ABOUT THIS EXERCISE
Set each line of the data down exactly, please.

INFORMATION PROVIDED
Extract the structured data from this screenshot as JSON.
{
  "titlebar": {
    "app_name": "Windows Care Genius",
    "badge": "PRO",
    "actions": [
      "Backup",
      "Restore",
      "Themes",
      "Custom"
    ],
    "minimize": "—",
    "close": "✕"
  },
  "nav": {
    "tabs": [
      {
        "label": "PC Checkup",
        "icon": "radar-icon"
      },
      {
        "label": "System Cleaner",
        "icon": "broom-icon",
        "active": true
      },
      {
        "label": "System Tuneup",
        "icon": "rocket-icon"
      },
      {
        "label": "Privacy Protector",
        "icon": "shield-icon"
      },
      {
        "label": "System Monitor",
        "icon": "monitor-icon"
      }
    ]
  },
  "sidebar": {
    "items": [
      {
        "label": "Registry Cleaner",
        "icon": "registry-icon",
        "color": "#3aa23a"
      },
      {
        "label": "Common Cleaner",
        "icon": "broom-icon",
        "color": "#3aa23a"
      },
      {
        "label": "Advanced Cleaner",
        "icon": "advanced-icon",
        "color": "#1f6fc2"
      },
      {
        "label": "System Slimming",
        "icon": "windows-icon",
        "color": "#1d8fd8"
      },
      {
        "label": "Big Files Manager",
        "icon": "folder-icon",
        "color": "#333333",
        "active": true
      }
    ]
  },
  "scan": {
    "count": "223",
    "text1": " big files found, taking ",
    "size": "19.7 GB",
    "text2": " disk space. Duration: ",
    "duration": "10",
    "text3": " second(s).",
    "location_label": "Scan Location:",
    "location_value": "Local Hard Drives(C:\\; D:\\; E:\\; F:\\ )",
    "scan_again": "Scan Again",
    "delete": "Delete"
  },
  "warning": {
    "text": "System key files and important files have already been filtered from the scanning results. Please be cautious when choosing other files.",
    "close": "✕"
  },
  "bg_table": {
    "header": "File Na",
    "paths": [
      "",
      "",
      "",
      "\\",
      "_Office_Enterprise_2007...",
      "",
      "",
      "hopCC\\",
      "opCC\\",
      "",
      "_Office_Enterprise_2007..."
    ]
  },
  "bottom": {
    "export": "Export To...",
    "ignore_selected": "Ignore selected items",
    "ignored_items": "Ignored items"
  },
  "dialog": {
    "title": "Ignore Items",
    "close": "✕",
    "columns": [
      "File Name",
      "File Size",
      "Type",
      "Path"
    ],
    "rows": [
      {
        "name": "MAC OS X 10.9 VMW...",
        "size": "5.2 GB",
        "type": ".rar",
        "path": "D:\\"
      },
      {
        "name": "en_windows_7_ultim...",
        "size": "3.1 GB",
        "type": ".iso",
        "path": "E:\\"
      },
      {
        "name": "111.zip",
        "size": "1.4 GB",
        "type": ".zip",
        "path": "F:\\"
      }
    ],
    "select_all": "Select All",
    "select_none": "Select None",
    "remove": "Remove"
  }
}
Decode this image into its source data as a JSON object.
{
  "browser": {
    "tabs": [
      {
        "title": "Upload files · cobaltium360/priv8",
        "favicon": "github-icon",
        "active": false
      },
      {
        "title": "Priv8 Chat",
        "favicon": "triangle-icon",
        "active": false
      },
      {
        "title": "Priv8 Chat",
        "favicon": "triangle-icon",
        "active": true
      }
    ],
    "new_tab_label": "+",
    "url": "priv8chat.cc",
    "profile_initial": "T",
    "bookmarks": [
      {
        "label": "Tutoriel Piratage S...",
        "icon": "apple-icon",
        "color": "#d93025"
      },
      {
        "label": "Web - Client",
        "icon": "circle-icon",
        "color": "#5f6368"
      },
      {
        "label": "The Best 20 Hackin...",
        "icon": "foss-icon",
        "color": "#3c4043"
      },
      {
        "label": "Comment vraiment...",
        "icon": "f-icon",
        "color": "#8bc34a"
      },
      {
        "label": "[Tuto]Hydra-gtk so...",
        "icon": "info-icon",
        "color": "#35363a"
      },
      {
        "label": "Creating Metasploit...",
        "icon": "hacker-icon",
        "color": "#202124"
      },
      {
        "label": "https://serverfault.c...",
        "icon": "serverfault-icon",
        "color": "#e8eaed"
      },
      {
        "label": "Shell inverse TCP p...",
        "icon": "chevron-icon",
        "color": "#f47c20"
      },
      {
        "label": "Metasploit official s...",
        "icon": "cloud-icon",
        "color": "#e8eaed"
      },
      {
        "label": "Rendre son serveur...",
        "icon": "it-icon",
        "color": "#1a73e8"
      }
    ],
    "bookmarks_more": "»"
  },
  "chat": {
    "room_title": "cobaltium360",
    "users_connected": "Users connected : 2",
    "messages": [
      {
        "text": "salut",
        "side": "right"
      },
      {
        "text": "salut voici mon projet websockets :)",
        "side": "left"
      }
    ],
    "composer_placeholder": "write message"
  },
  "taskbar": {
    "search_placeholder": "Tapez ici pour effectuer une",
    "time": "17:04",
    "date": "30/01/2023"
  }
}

ANSWER SPACE
Extract the structured data from this screenshot as JSON.
{
  "titlebar": {
    "app_name": "Windows Care Genius",
    "badge": "PRO",
    "actions": [
      "Backup",
      "Restore",
      "Themes",
      "Custom"
    ],
    "minimize": "—",
    "close": "✕"
  },
  "nav": {
    "tabs": [
      {
        "label": "PC Checkup",
        "icon": "radar-icon"
      },
      {
        "label": "System Cleaner",
        "icon": "broom-icon",
        "active": true
      },
      {
        "label": "System Tuneup",
        "icon": "rocket-icon"
      },
      {
        "label": "Privacy Protector",
        "icon": "shield-icon"
      },
      {
        "label": "System Monitor",
        "icon": "monitor-icon"
      }
    ]
  },
  "sidebar": {
    "items": [
      {
        "label": "Registry Cleaner",
        "icon": "registry-icon",
        "color": "#3aa23a"
      },
      {
        "label": "Common Cleaner",
        "icon": "broom-icon",
        "color": "#3aa23a"
      },
      {
        "label": "Advanced Cleaner",
        "icon": "advanced-icon",
        "color": "#1f6fc2"
      },
      {
        "label": "System Slimming",
        "icon": "windows-icon",
        "color": "#1d8fd8"
      },
      {
        "label": "Big Files Manager",
        "icon": "folder-icon",
        "color": "#333333",
        "active": true
      }
    ]
  },
  "scan": {
    "count": "223",
    "text1": " big files found, taking ",
    "size": "19.7 GB",
    "text2": " disk space. Duration: ",
    "duration": "10",
    "text3": " second(s).",
    "location_label": "Scan Location:",
    "location_value": "Local Hard Drives(C:\\; D:\\; E:\\; F:\\ )",
    "scan_again": "Scan Again",
    "delete": "Delete"
  },
  "warning": {
    "text": "System key files and important files have already been filtered from the scanning results. Please be cautious when choosing other files.",
    "close": "✕"
  },
  "bg_table": {
    "header": "File Na",
    "paths": [
      "",
      "",
      "",
      "\\",
      "_Office_Enterprise_2007...",
      "",
      "",
      "hopCC\\",
      "opCC\\",
      "",
      "_Office_Enterprise_2007..."
    ]
  },
  "bottom": {
    "export": "Export To...",
    "ignore_selected": "Ignore selected items",
    "ignored_items": "Ignored items"
  },
  "dialog": {
    "title": "Ignore Items",
    "close": "✕",
    "columns": [
      "File Name",
      "File Size",
      "Type",
      "Path"
    ],
    "rows": [
      {
        "name": "MAC OS X 10.9 VMW...",
        "size": "5.2 GB",
        "type": ".rar",
        "path": "D:\\"
      },
      {
        "name": "en_windows_7_ultim...",
        "size": "3.1 GB",
        "type": ".iso",
        "path": "E:\\"
      },
      {
        "name": "111.zip",
        "size": "1.4 GB",
        "type": ".zip",
        "path": "F:\\"
      }
    ],
    "select_all": "Select All",
    "select_none": "Select None",
    "remove": "Remove"
  }
}
Decode this image into its source data as a JSON object.
{
  "browser": {
    "tabs": [
      {
        "title": "Upload files · cobaltium360/priv8",
        "favicon": "github-icon",
        "active": false
      },
      {
        "title": "Priv8 Chat",
        "favicon": "triangle-icon",
        "active": false
      },
      {
        "title": "Priv8 Chat",
        "favicon": "triangle-icon",
        "active": true
      }
    ],
    "new_tab_label": "+",
    "url": "priv8chat.cc",
    "profile_initial": "T",
    "bookmarks": [
      {
        "label": "Tutoriel Piratage S...",
        "icon": "apple-icon",
        "color": "#d93025"
      },
      {
        "label": "Web - Client",
        "icon": "circle-icon",
        "color": "#5f6368"
      },
      {
        "label": "The Best 20 Hackin...",
        "icon": "foss-icon",
        "color": "#3c4043"
      },
      {
        "label": "Comment vraiment...",
        "icon": "f-icon",
        "color": "#8bc34a"
      },
      {
        "label": "[Tuto]Hydra-gtk so...",
        "icon": "info-icon",
        "color": "#35363a"
      },
      {
        "label": "Creating Metasploit...",
        "icon": "hacker-icon",
        "color": "#202124"
      },
      {
        "label": "https://serverfault.c...",
        "icon": "serverfault-icon",
        "color": "#e8eaed"
      },
      {
        "label": "Shell inverse TCP p...",
        "icon": "chevron-icon",
        "color": "#f47c20"
      },
      {
        "label": "Metasploit official s...",
        "icon": "cloud-icon",
        "color": "#e8eaed"
      },
      {
        "label": "Rendre son serveur...",
        "icon": "it-icon",
        "color": "#1a73e8"
      }
    ],
    "bookmarks_more": "»"
  },
  "chat": {
    "room_title": "cobaltium360",
    "users_connected": "Users connected : 2",
    "messages": [
      {
        "text": "salut",
        "side": "right"
      },
      {
        "text": "salut voici mon projet websockets :)",
        "side": "left"
      }
    ],
    "composer_placeholder": "write message"
  },
  "taskbar": {
    "search_placeholder": "Tapez ici pour effectuer une",
    "time": "17:04",
    "date": "30/01/2023"
  }
}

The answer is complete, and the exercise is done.